The Rodham house was tidy and tastefully decorated, with predictably beautiful curtains, stained-glass windows, antiques, and comfortable furniture. “The minute you walked in, you’d feel like you’d been there forever,” recalls Sandy Rasmussen Cobb, a classmate of Hillary’s from Eugene Field Elementary School in Park Ridge. “Hillary’s parents were really involved in their children’s lives. When I’d go over in the morning to pick Hillary up, her father would be helping them with their math homework in the kitchen. He’d quiz the boys on math problems, and Hillary would chime in, too.”
The “boys,” as they’re still called, are Hughie and Tony (born four years after Hughie). “They’re full of life, the type of people who always make you laugh,” says Ebeling. “If you’re going to have a party on Saturday night, you’d definitely want to have them over.” Neither brother seems reluctant to capitalize on Hillary’s fame. Today Hughie, a former public defender in Miami, is a contender for the Democratic nomination for U.S. Senate in Florida. (The Clintons have not campaigned on Hughie’s behalf, and as of press time had no plans to do so, according to Neel Lattimore, deputy press secretary to the First Lady.) Tony, a private investigator who became a field director for the Democratic National Committee in Washington after Bill Clinton’s election, recently married Nicole Boxer, daughter of California senator Barbara Boxer, in a White House ceremony.

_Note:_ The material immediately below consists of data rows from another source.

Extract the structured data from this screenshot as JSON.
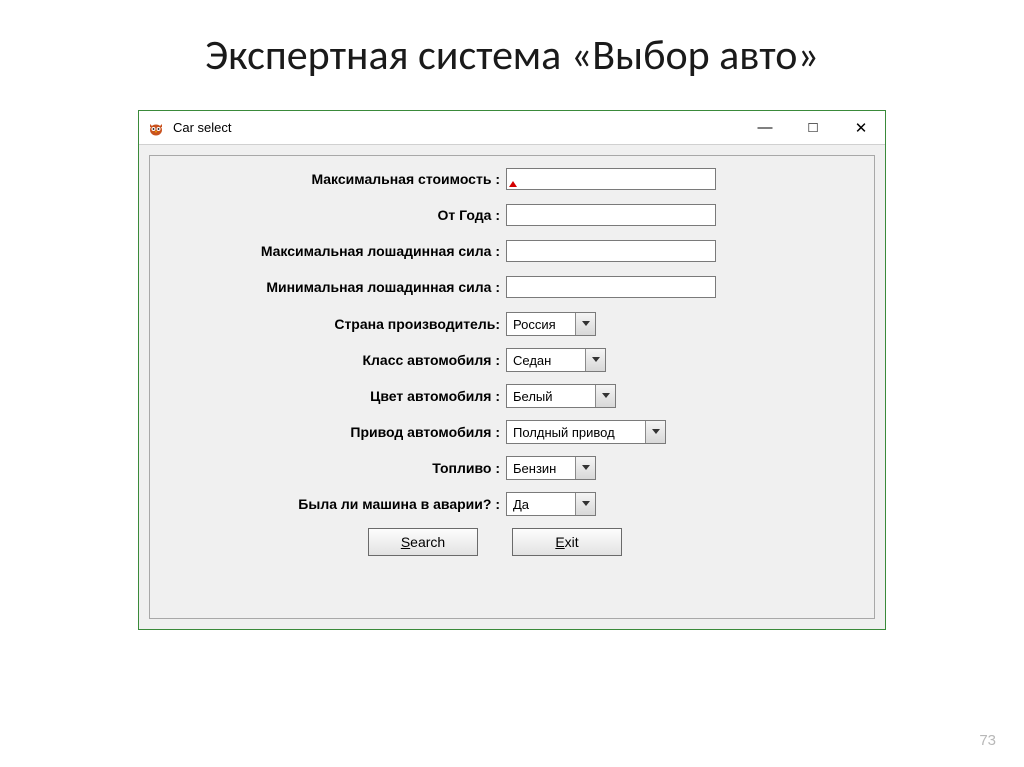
{
  "slide": {
    "title": "Экспертная система «Выбор авто»",
    "page_number": "73"
  },
  "window": {
    "title": "Car select",
    "icon": "owl-icon",
    "controls": {
      "minimize": "—",
      "maximize": "□",
      "close": "✕"
    }
  },
  "form": {
    "max_price": {
      "label": "Максимальная стоимость :",
      "value": ""
    },
    "from_year": {
      "label": "От Года :",
      "value": ""
    },
    "max_hp": {
      "label": "Максимальная лошадинная сила :",
      "value": ""
    },
    "min_hp": {
      "label": "Минимальная лошадинная сила :",
      "value": ""
    },
    "country": {
      "label": "Страна производитель:",
      "value": "Россия"
    },
    "class": {
      "label": "Класс автомобиля :",
      "value": "Седан"
    },
    "color": {
      "label": "Цвет автомобиля :",
      "value": "Белый"
    },
    "drive": {
      "label": "Привод автомобиля :",
      "value": "Полдный привод"
    },
    "fuel": {
      "label": "Топливо :",
      "value": "Бензин"
    },
    "accident": {
      "label": "Была ли машина в аварии? :",
      "value": "Да"
    }
  },
  "buttons": {
    "search": {
      "mnemonic": "S",
      "rest": "earch"
    },
    "exit": {
      "mnemonic": "E",
      "rest": "xit"
    }
  }
}
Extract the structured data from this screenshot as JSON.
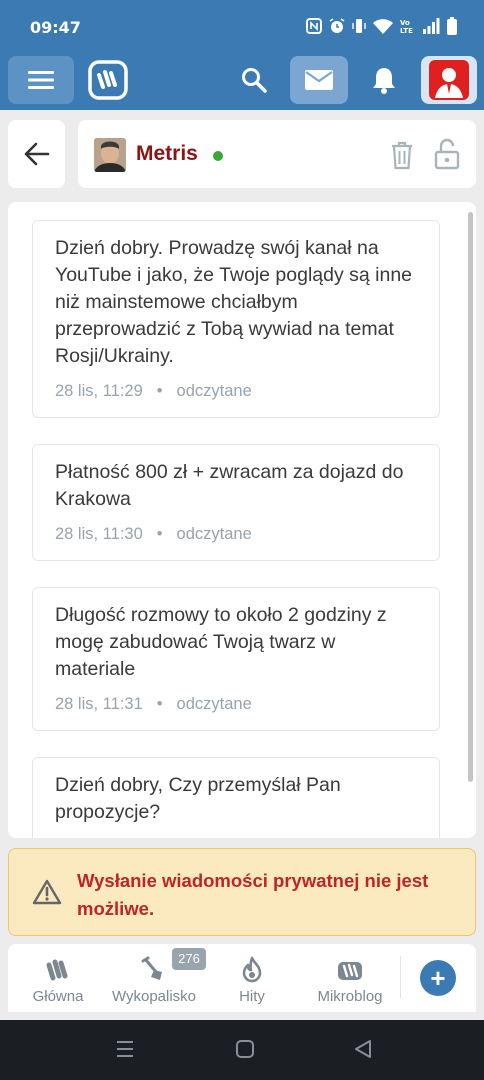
{
  "status_bar": {
    "time": "09:47",
    "icons": [
      "nfc-icon",
      "alarm-icon",
      "vibrate-icon",
      "wifi-icon",
      "volte-icon",
      "signal-icon",
      "battery-icon"
    ]
  },
  "conversation": {
    "username": "Metris",
    "online": true
  },
  "messages": [
    {
      "text": "Dzień dobry. Prowadzę swój kanał na YouTube i jako, że Twoje poglądy są inne niż mainstemowe chciałbym przeprowadzić z Tobą wywiad na temat Rosji/Ukrainy.",
      "time": "28 lis, 11:29",
      "status": "odczytane"
    },
    {
      "text": "Płatność 800 zł + zwracam za dojazd do Krakowa",
      "time": "28 lis, 11:30",
      "status": "odczytane"
    },
    {
      "text": "Długość rozmowy to około 2 godziny z mogę zabudować Twoją twarz w materiale",
      "time": "28 lis, 11:31",
      "status": "odczytane"
    },
    {
      "text": "Dzień dobry, Czy przemyślał Pan propozycje?",
      "time": "",
      "status": ""
    }
  ],
  "warning": {
    "text": "Wysłanie wiadomości prywatnej nie jest możliwe."
  },
  "bottom_nav": {
    "items": [
      {
        "label": "Główna",
        "icon": "home-logo-icon"
      },
      {
        "label": "Wykopalisko",
        "icon": "shovel-icon",
        "badge": "276"
      },
      {
        "label": "Hity",
        "icon": "flame-icon"
      },
      {
        "label": "Mikroblog",
        "icon": "mikroblog-icon"
      }
    ],
    "add_label": "+"
  },
  "colors": {
    "brand": "#3c7ab3",
    "username": "#8b1414",
    "online": "#3aa53a",
    "warning_bg": "#fbeac0",
    "warning_text": "#c02525"
  }
}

At Maine South, the boys were known as fun-loving jocks. The Rodhams expected them to perform as well on the football field as Hillary did in the classroom, but their father seldom was impressed. “I got nothing to say to you,” Hugh Rodham reportedly groused after Hughie, the quarterback, completed 10 of 11 passes in his best game, “except you should have completed the other one.” Hillary faced the same tough standards. She’d bring home straight A’s, and Hugh would mutter, ‘’You must go to a pretty easy school.”
By all accounts, the Rodhams were a tight-knit, Hallmark-moment kind of family. They worshiped at the First United Methodist Church. They played pinochle, a card game of logic and shrewdness. And, as Hillary confessed during her command-performance news conference in April 1994, she learned to read stock tables on her father’s knee. Every summer, Hugh Rodham packed up the Cadillac and hauled the family to a cabin at the edge of Lake Iola, near Scranton. With no indoor plumbing and no running water, their stay was something of a rugged adventure for the boys and a nuisance for Hillary, who used to complain about it to Ebeling. On one trip, Hugh Rodham showed them the coal mine where he worked during the Depression, stressing the importance of a college education.
Though secure financially, the Rodhams didn’t spoil their children. Instead of doling out allowances for household chores, they urged Hillary and her brothers to earn their own money. “We used to have dandelion-pulling contests-a penny a dandelion,” Tony Rodham told People. “[But] after your errands, you’d walk in and say, ‘Gee, Dad, I could use another two or three dollars.’ He’d flop another potato on your dinner plate and say, ‘That’s your reward.’” In junior high, Hillary babysat, and in high school she coordinated children’s programs at South Park in Park Ridge.